• [Exercise brief] Look through the data below, and copy each line that carries the word "Designs".

Stored items from a collection
──────
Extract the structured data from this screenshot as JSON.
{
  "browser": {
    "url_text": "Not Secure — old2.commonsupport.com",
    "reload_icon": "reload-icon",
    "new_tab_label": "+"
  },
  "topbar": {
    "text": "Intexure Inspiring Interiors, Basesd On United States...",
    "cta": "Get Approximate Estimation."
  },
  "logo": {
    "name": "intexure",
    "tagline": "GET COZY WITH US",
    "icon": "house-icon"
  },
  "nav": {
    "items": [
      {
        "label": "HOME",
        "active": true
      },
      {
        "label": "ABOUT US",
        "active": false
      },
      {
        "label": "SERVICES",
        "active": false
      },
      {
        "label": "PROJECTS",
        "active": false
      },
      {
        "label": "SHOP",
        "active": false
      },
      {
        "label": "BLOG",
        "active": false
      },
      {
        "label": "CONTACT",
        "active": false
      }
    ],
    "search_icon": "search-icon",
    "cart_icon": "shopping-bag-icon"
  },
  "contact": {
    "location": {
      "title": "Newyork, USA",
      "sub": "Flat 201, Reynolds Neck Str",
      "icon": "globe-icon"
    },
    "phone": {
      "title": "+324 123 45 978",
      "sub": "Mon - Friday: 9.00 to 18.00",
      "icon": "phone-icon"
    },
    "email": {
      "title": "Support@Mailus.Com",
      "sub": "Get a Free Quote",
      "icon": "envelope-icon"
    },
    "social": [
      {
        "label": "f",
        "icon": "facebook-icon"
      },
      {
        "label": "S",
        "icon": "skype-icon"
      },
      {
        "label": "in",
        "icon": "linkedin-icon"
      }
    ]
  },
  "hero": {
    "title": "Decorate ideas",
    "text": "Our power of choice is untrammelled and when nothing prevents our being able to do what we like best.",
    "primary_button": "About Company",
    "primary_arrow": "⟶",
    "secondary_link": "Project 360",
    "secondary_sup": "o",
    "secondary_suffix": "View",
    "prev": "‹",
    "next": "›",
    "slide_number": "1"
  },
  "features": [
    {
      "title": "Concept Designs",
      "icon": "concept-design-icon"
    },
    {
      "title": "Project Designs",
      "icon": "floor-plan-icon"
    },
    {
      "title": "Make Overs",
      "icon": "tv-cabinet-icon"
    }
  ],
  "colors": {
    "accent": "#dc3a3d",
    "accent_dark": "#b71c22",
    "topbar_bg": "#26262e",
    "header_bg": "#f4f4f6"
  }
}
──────
• [Exercise output]
      "title": "Concept Designs",
      "title": "Project Designs",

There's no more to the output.